- Parents’ Day (Fourth Sunday of July) and Grandparents’ Day (First Sunday after Labor Day) — Although Father’s Day and Mother’s Day could be added to the list of days created to feed the greeting card market, I guess I will cede these two since, like Valentine’s Day, they have become so entrenched in our culture that we might as well leave them be, if for no other reason than that they are harmless, and in fact, make people feel good about themselves. But on the next few, I can’t say the same. …

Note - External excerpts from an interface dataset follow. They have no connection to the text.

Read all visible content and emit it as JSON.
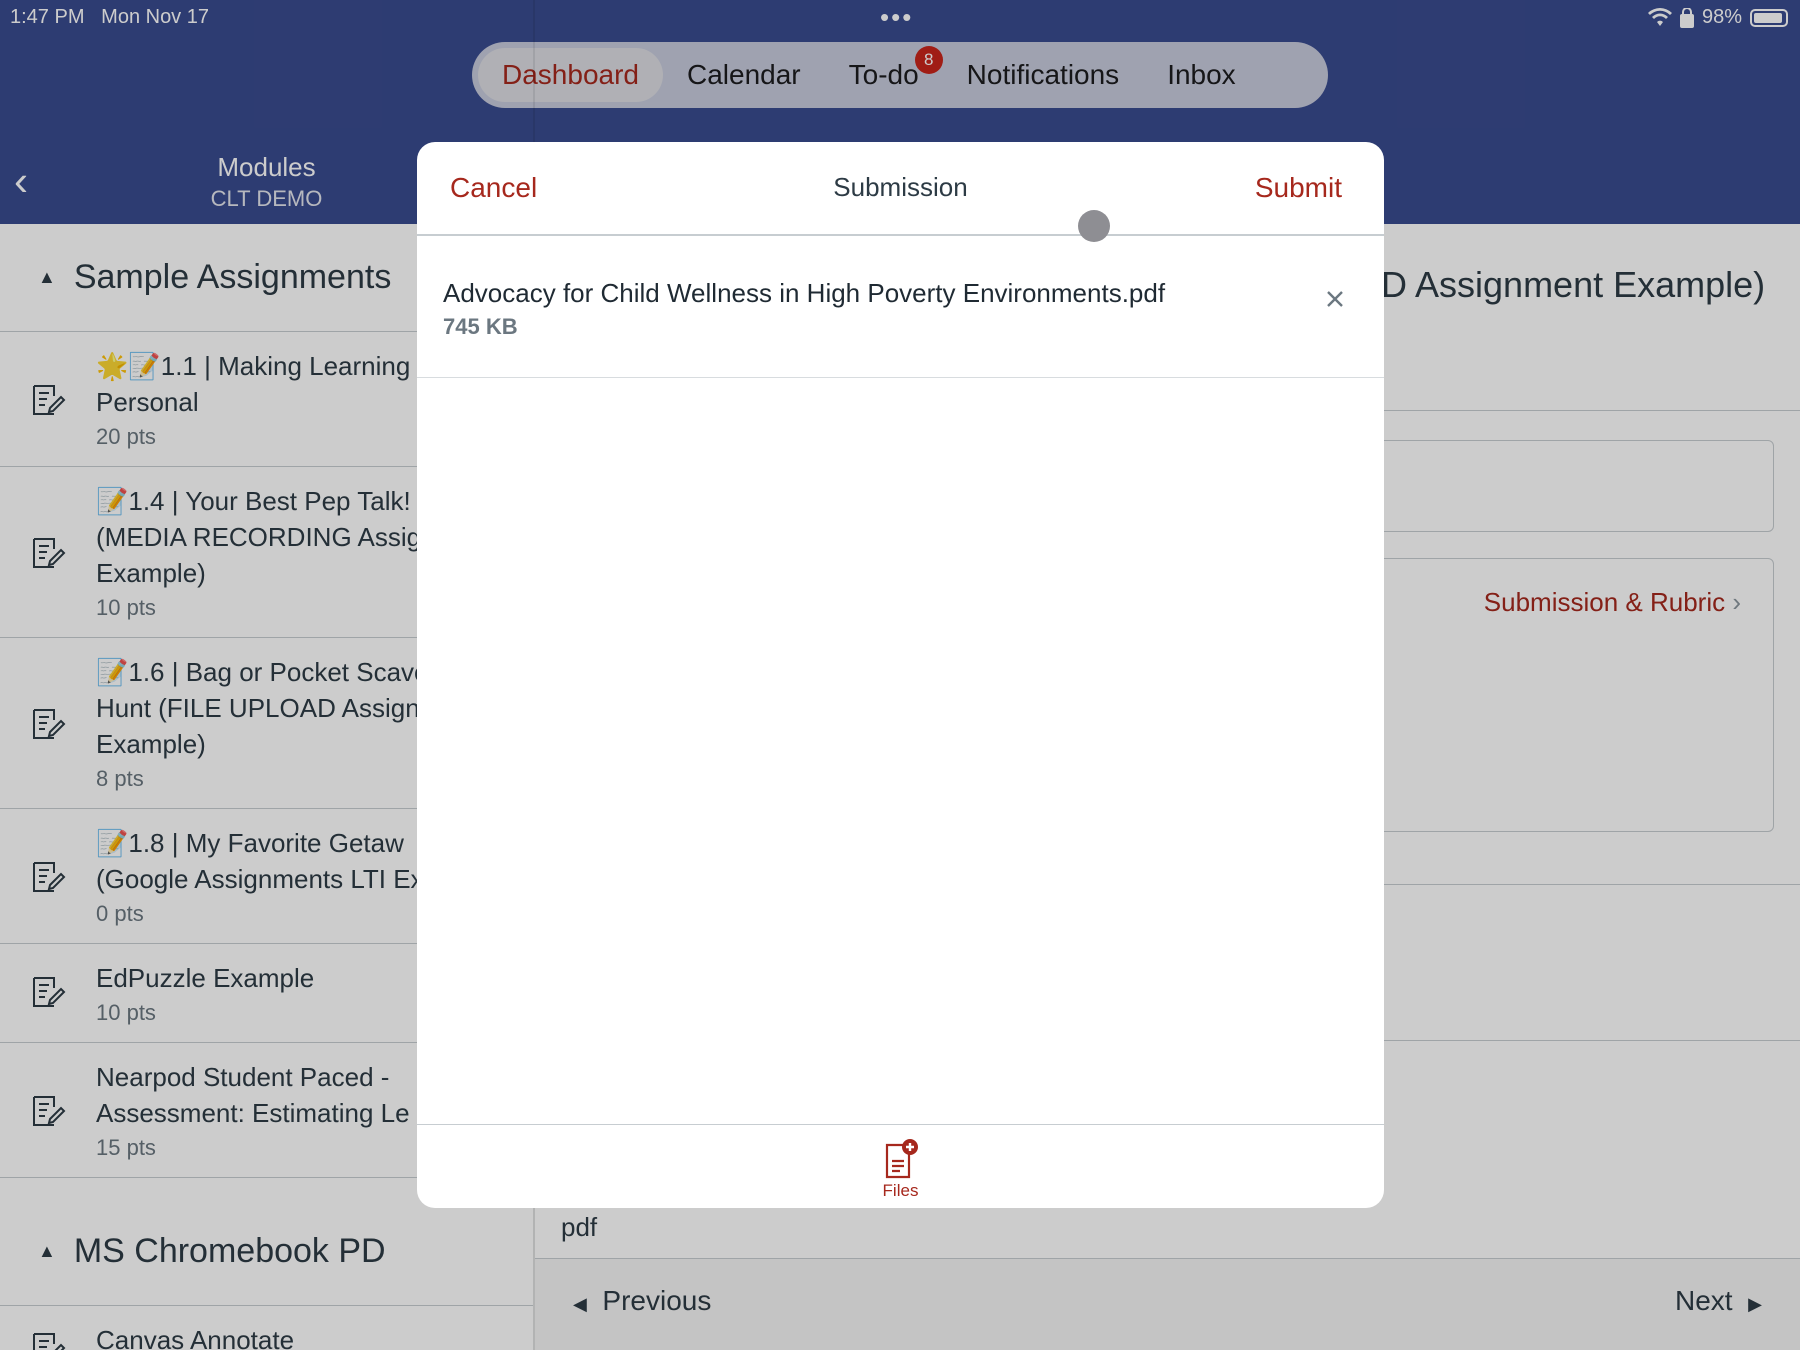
{
  "status_bar": {
    "time": "1:47 PM",
    "date": "Mon Nov 17",
    "battery": "98%"
  },
  "nav": {
    "tabs": [
      {
        "label": "Dashboard",
        "active": true
      },
      {
        "label": "Calendar",
        "active": false
      },
      {
        "label": "To-do",
        "active": false,
        "badge": "8"
      },
      {
        "label": "Notifications",
        "active": false
      },
      {
        "label": "Inbox",
        "active": false
      }
    ]
  },
  "left_header": {
    "title": "Modules",
    "subtitle": "CLT DEMO"
  },
  "sections": [
    {
      "title": "Sample Assignments",
      "items": [
        {
          "title": "🌟📝1.1 | Making Learning\nPersonal",
          "points": "20 pts"
        },
        {
          "title": "📝1.4 | Your Best Pep Talk!\n(MEDIA RECORDING Assig\nExample)",
          "points": "10 pts"
        },
        {
          "title": "📝1.6 | Bag or Pocket Scave\nHunt (FILE UPLOAD Assign\nExample)",
          "points": "8 pts"
        },
        {
          "title": "📝1.8 | My Favorite Getaw\n(Google Assignments LTI Ex",
          "points": "0 pts"
        },
        {
          "title": "EdPuzzle Example",
          "points": "10 pts"
        },
        {
          "title": "Nearpod Student Paced -\nAssessment: Estimating Le",
          "points": "15 pts"
        }
      ]
    },
    {
      "title": "MS Chromebook PD",
      "items": [
        {
          "title": "Canvas Annotate",
          "points": ""
        }
      ]
    }
  ],
  "right_panel": {
    "title_fragment": "D Assignment Example)",
    "rubric_link": "Submission & Rubric",
    "file_type": "pdf",
    "previous": "Previous",
    "next": "Next"
  },
  "modal": {
    "cancel": "Cancel",
    "title": "Submission",
    "submit": "Submit",
    "file": {
      "name": "Advocacy for Child Wellness in High Poverty Environments.pdf",
      "size": "745 KB"
    },
    "files_button": "Files"
  },
  "colors": {
    "brand": "#394b8f",
    "accent": "#a6281d",
    "badge": "#c9251b"
  }
}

- Black History Month (February), Asian Pacific American Heritage Month (May) and National Hispanic Heritage Month (Sept. 15-Oct. 15) — In the 21st century, isn’t it counterproductive and hypocritical to still set aside certain months to celebrate our various minorities when, more than 200 years ago, we declared them all to be our equals (although putting this high ideal into practice, we learned, became much more difficult). Black History Month, which Cynthia Tucker, a black woman and editor with The Atlanta Journal-Constitution, called “quaint, jarring, anachronistic,” is the most unnecessary of these types of holidays. An African-American is now president, a black man is head of the Republican Party and numerous black people hold public seats in the federal House and Senate and in state and local offices. While racism has certainly not been stamped out, it’s time for us to move beyond cutesy recognitions such as this, for they move us backward, not forward.

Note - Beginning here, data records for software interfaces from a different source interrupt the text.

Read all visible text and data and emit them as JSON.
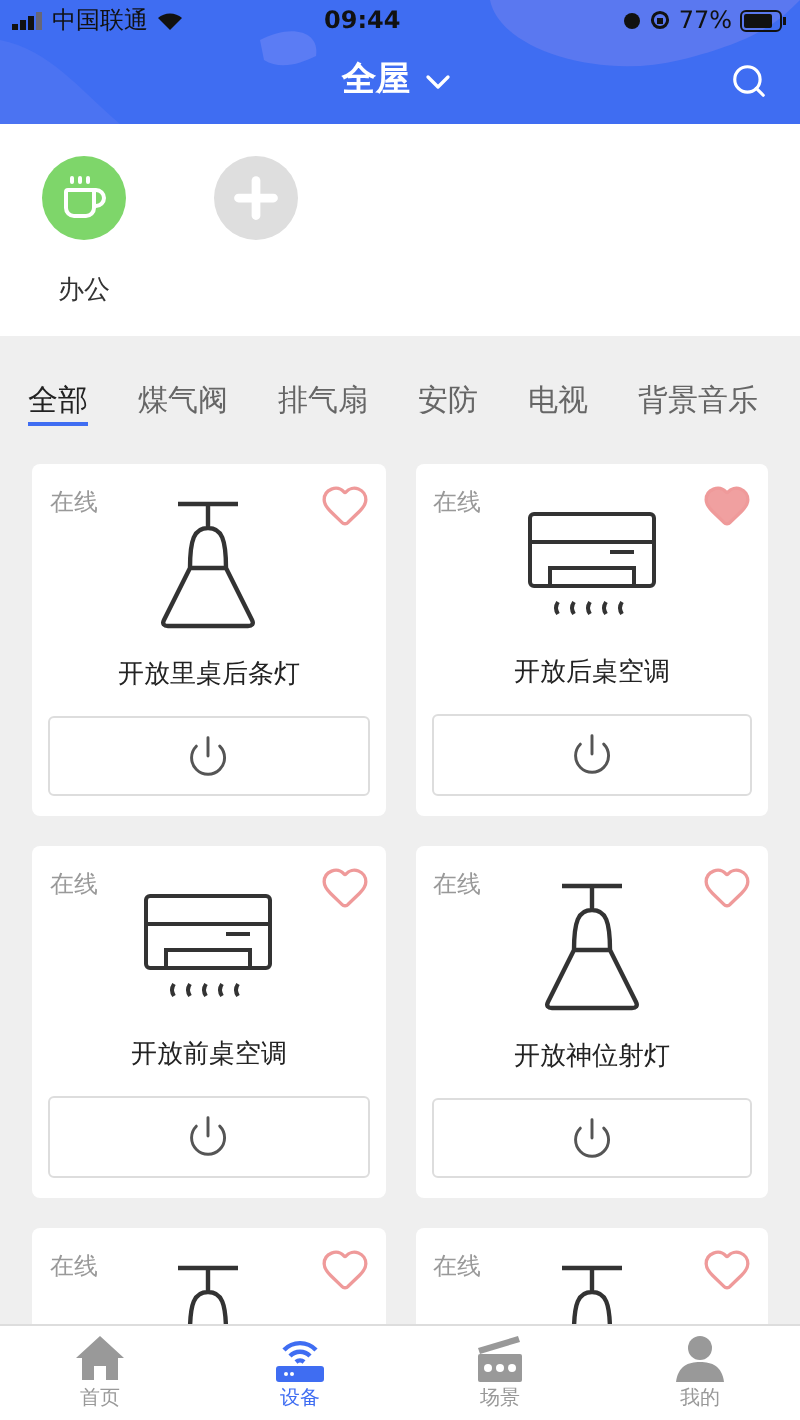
{
  "status_bar": {
    "carrier": "中国联通",
    "time": "09:44",
    "battery": "77%"
  },
  "header": {
    "title": "全屋"
  },
  "scenes": [
    {
      "kind": "scene",
      "label": "办公"
    },
    {
      "kind": "add"
    }
  ],
  "tabs": [
    {
      "label": "全部",
      "selected": true
    },
    {
      "label": "煤气阀",
      "selected": false
    },
    {
      "label": "排气扇",
      "selected": false
    },
    {
      "label": "安防",
      "selected": false
    },
    {
      "label": "电视",
      "selected": false
    },
    {
      "label": "背景音乐",
      "selected": false
    }
  ],
  "devices": [
    {
      "kind": "lamp",
      "status": "在线",
      "name": "开放里桌后条灯",
      "favorite": false
    },
    {
      "kind": "ac",
      "status": "在线",
      "name": "开放后桌空调",
      "favorite": true
    },
    {
      "kind": "ac",
      "status": "在线",
      "name": "开放前桌空调",
      "favorite": false
    },
    {
      "kind": "lamp",
      "status": "在线",
      "name": "开放神位射灯",
      "favorite": false
    },
    {
      "kind": "lamp",
      "status": "在线",
      "favorite": false
    },
    {
      "kind": "lamp",
      "status": "在线",
      "favorite": false
    }
  ],
  "nav": [
    {
      "kind": "home",
      "label": "首页",
      "selected": false
    },
    {
      "kind": "devices",
      "label": "设备",
      "selected": true
    },
    {
      "kind": "scenes",
      "label": "场景",
      "selected": false
    },
    {
      "kind": "profile",
      "label": "我的",
      "selected": false
    }
  ]
}
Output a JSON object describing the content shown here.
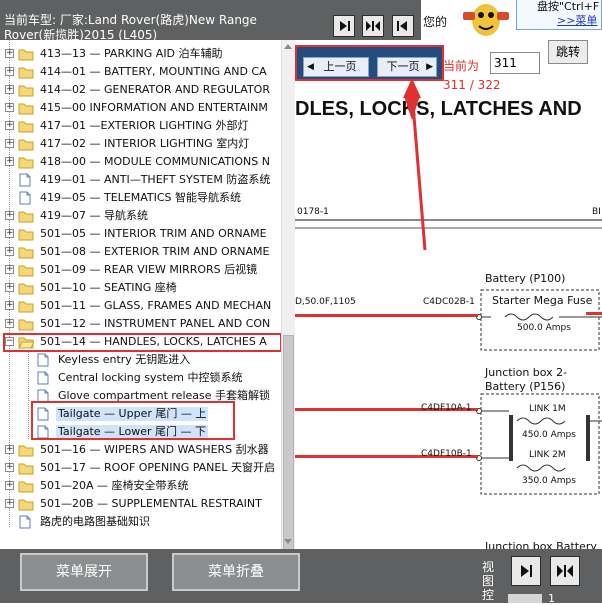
{
  "header": {
    "line1": "当前车型: 厂家:Land Rover(路虎)New Range",
    "line2": "Rover(新揽胜)2015  (L405)",
    "top_right_text": "您的"
  },
  "promo": {
    "line1": "盘按\"Ctrl+F",
    "line2": ">>菜单"
  },
  "tree": {
    "items": [
      {
        "label": "413—13 — PARKING AID 泊车辅助"
      },
      {
        "label": "414—01 — BATTERY, MOUNTING AND CA"
      },
      {
        "label": "414—02 — GENERATOR AND REGULATOR"
      },
      {
        "label": "415—00 INFORMATION AND ENTERTAINM"
      },
      {
        "label": "417—01 —EXTERIOR LIGHTING 外部灯"
      },
      {
        "label": "417—02 — INTERIOR LIGHTING 室内灯"
      },
      {
        "label": "418—00 — MODULE COMMUNICATIONS N"
      },
      {
        "label": "419—01 — ANTI—THEFT SYSTEM 防盗系统"
      },
      {
        "label": "419—05 — TELEMATICS 智能导航系统"
      },
      {
        "label": "419—07 — 导航系统"
      },
      {
        "label": "501—05 — INTERIOR TRIM AND ORNAME"
      },
      {
        "label": "501—08 — EXTERIOR TRIM AND ORNAME"
      },
      {
        "label": "501—09 — REAR VIEW MIRRORS 后视镜"
      },
      {
        "label": "501—10 — SEATING 座椅"
      },
      {
        "label": "501—11 — GLASS, FRAMES AND MECHAN"
      },
      {
        "label": "501—12 — INSTRUMENT PANEL AND CON"
      },
      {
        "label": "501—14 — HANDLES, LOCKS, LATCHES A"
      },
      {
        "label": "Keyless entry 无钥匙进入"
      },
      {
        "label": "Central locking system 中控锁系统"
      },
      {
        "label": "Glove compartment release 手套箱解锁"
      },
      {
        "label": "Tailgate — Upper 尾门 — 上"
      },
      {
        "label": "Tailgate — Lower 尾门 — 下"
      },
      {
        "label": "501—16 — WIPERS AND WASHERS 刮水器"
      },
      {
        "label": "501—17 — ROOF OPENING PANEL 天窗开启"
      },
      {
        "label": "501—20A — 座椅安全带系统"
      },
      {
        "label": "501—20B — SUPPLEMENTAL RESTRAINT"
      },
      {
        "label": "路虎的电路图基础知识"
      }
    ]
  },
  "viewer": {
    "prev_label": "上一页",
    "next_label": "下一页",
    "current_page_label": "当前为",
    "current_page_value": "311",
    "jump_label": "跳转",
    "page_count": "311 / 322",
    "title": "DLES, LOCKS, LATCHES AND",
    "ref_left": "0178-1",
    "ref_right": "BI"
  },
  "diagram": {
    "battery_label": "Battery (P100)",
    "starter_fuse_label": "Starter Mega Fuse",
    "starter_fuse_amps": "500.0 Amps",
    "wire_spec": "D,50.0F,1105",
    "conn_1": "C4DC02B-1",
    "junction_label_1": "Junction box 2-",
    "junction_label_2": "Battery (P156)",
    "conn_2": "C4DF10A-1",
    "link1_label": "LINK 1M",
    "link1_amps": "450.0 Amps",
    "conn_3": "C4DF10B-1",
    "link2_label": "LINK 2M",
    "link2_amps": "350.0 Amps",
    "bottom_text": "Junction box  Battery"
  },
  "bottom": {
    "expand_label": "菜单展开",
    "collapse_label": "菜单折叠",
    "view_label_1": "视",
    "view_label_2": "图",
    "view_label_3": "控",
    "mini_number": "1"
  },
  "colors": {
    "accent_red": "#e03030",
    "nav_blue": "#244d7d",
    "header_gray": "#5f6061"
  }
}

- Confederate History Month (April) — While I like learning about Civil War history as much as anyone, the Confederacy is a failed attempt. Southern history is important, but call it what it is; to celebrate Confederate heritage or the Confederate battle flag is to celebrate a failed uprising and the distinction has to be made. The Hootie and the Blowfish song famously included the line, “Tired of hearing this shit ’bout heritage, not hate” and that’s precisely what a lot of folks tout. Southern heritage, that is, the legacy of the South as a region of the country, not as a seceded state, up to and following the Civil War, is a meaningful area to celebrate, but attach the battle flag to it, and it becomes a celebration of some of the worst atrocities this country has seen. So, for the folks who proudly display bumper stickers that read, “Southern by the grace of God,” that’s fine. I’m glad I was born in the South too, for it’s a beautiful part of the country with a rich heritage and which produced some great authors, but let’s not muddy the issue by summoning the legacy of a failed mutiny.

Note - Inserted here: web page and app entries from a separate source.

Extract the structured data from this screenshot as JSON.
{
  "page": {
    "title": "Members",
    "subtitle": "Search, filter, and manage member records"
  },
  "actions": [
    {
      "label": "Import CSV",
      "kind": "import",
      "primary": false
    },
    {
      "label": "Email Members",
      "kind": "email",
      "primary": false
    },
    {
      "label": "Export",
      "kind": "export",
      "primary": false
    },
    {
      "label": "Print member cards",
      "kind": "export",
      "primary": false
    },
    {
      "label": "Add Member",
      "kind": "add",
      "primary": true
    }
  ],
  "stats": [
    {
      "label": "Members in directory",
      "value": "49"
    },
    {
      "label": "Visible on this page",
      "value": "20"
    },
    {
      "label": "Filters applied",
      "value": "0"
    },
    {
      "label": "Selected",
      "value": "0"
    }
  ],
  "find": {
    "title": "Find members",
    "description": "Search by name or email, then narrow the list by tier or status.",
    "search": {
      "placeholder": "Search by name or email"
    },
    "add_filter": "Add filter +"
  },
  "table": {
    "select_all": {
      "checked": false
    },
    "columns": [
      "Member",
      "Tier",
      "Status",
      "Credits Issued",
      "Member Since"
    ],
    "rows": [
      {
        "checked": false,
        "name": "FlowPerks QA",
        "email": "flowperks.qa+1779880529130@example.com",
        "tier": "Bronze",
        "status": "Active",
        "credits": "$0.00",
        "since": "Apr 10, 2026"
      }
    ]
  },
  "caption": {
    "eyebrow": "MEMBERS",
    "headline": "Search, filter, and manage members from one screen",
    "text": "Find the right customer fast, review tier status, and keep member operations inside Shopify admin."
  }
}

I’ll leave it at that, but you get the picture. We’ve got too many of these holidays and some of them are even offensive, or as Tucker said, “anachronistic.”
My wife told me a couple days ago that they (employees of the grocery store she works for) can’t wish customers a “Merry Christmas.” Instead, the must say, “Happy Holidays,” or something else, lest they offend someone who does not believe in Christmas. This is like saying American citizens can’t say to other American citizens: “Happy Fourth of July.”
First, let me make it clear: I’m all for the separation of church and state. But, let me also be clear: Christmas is a federal holiday. If our political correctness has made us uncomfortable with this, we should, as a nation, reverse the designation as a federal holiday. Otherwise, employees of retail stores and grocery stores are irrevocably free to wish people Merry Christmas because it is a federally mandated holiday by the United States.
Forcing employees to say, “Happy Holidays” is silly because it’s a federal holiday, plain and simple, and if enough in the country are uncomfortable with that, measures should be taken to un-designate Christmas as a federal holiday, but good luck with that, since we are, in all but name, nearly a theocracy with the amount of religious nods slipped into our own laws and the amount of politicians who tout religion, not reason, as paramount to their decision-making, which affects, not only fellow believers, but those who do not believe and those who believe in some other deity (i.e. the Jewish God, Allah or whomever).
Regardless, the policy of this grocery store (and my wife tells me of others that hold the same policy) is not only silly, but wrong … and this precludes whatever one may believe about God, Christ, Christmas or any of it.